- [AIM OF THE EXERCISE]: Go through the listing below and say how many lines include "more". Give the number by itself.
+++++
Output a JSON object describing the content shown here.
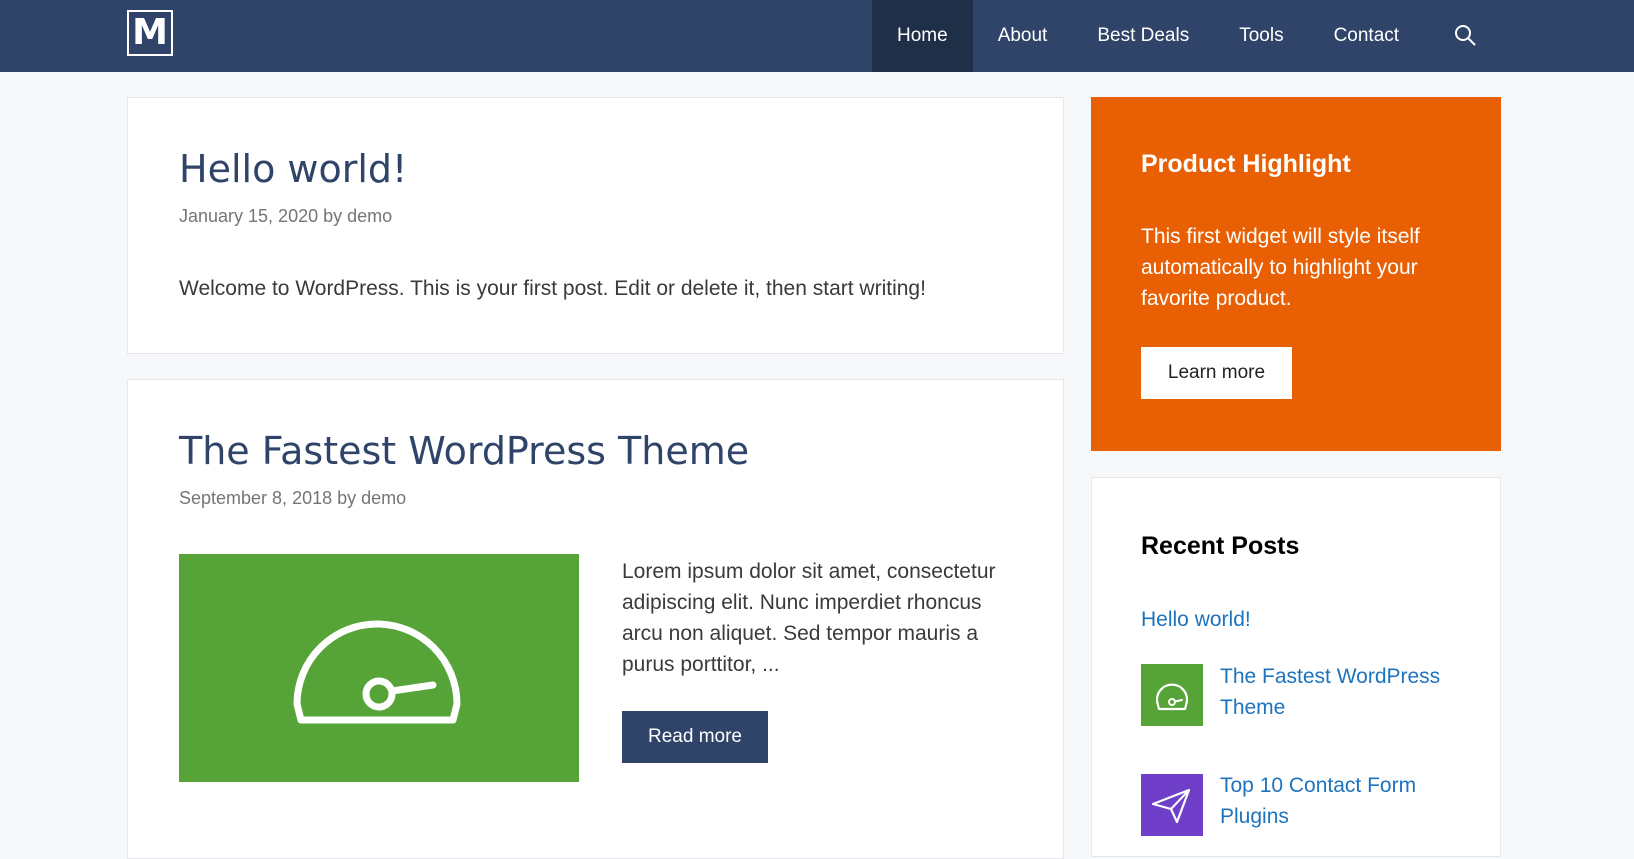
{
  "header": {
    "logo_letter": "M",
    "nav": [
      "Home",
      "About",
      "Best Deals",
      "Tools",
      "Contact"
    ],
    "active_index": 0,
    "brand_color": "#2f4468"
  },
  "posts": [
    {
      "title": "Hello world!",
      "date": "January 15, 2020",
      "by": "by",
      "author": "demo",
      "excerpt": "Welcome to WordPress. This is your first post. Edit or delete it, then start writing!"
    },
    {
      "title": "The Fastest WordPress Theme",
      "date": "September 8, 2018",
      "by": "by",
      "author": "demo",
      "excerpt": "Lorem ipsum dolor sit amet, consectetur adipiscing elit. Nunc imperdiet rhoncus arcu non aliquet. Sed tempor mauris a purus porttitor, ...",
      "thumbnail_icon": "speedometer-icon",
      "thumbnail_color": "#56a437",
      "read_more_label": "Read more"
    }
  ],
  "sidebar": {
    "highlight": {
      "title": "Product Highlight",
      "text": "This first widget will style itself automatically to highlight your favorite product.",
      "button_label": "Learn more",
      "color": "#e96004"
    },
    "recent_posts": {
      "title": "Recent Posts",
      "items": [
        {
          "label": "Hello world!"
        },
        {
          "label": "The Fastest WordPress Theme",
          "icon": "speedometer-icon",
          "color": "#56a437"
        },
        {
          "label": "Top 10 Contact Form Plugins",
          "icon": "paper-plane-icon",
          "color": "#6f3fc9"
        }
      ]
    }
  }
}
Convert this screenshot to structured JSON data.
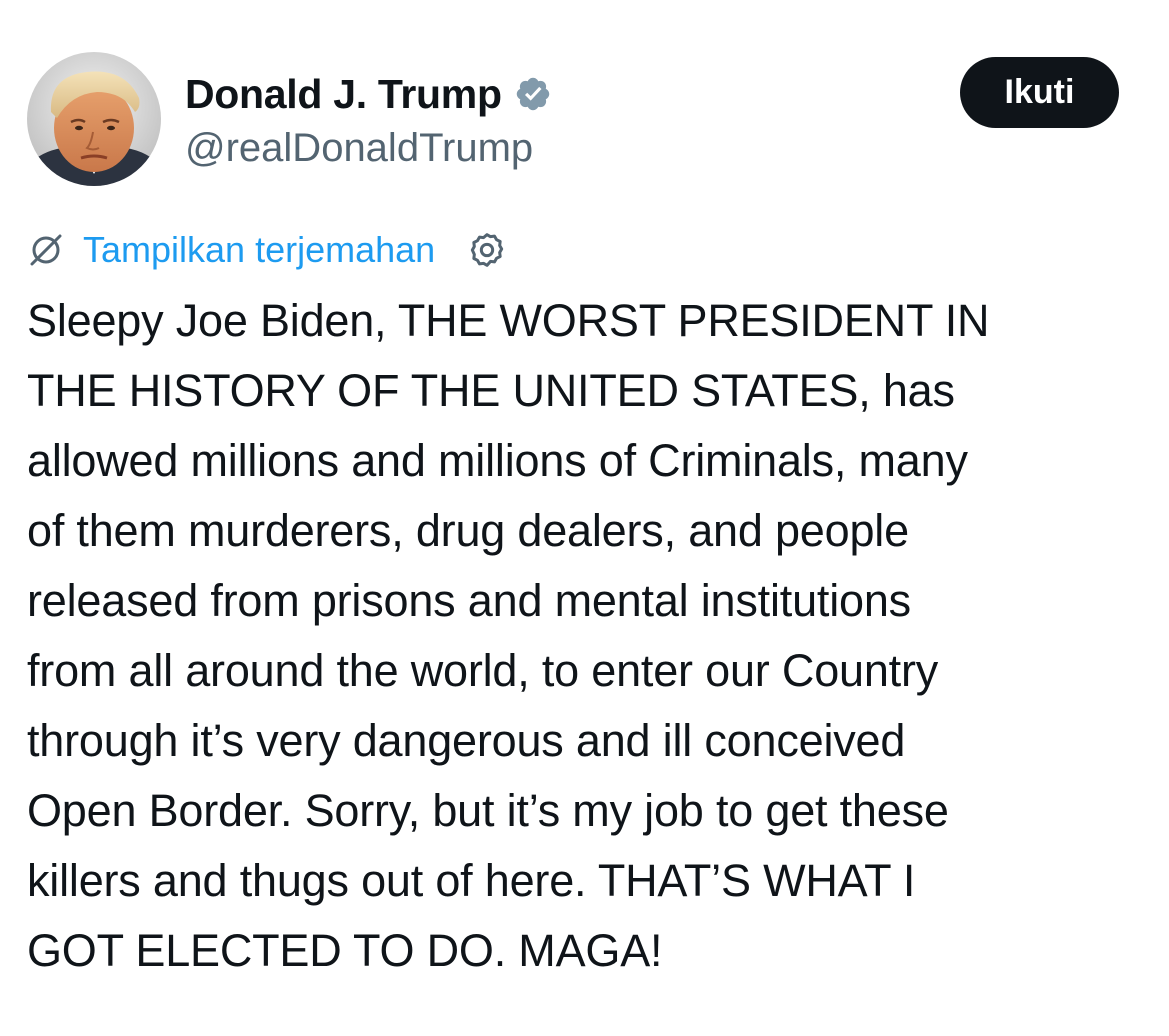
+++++
- [ANSWER BELOW]: 2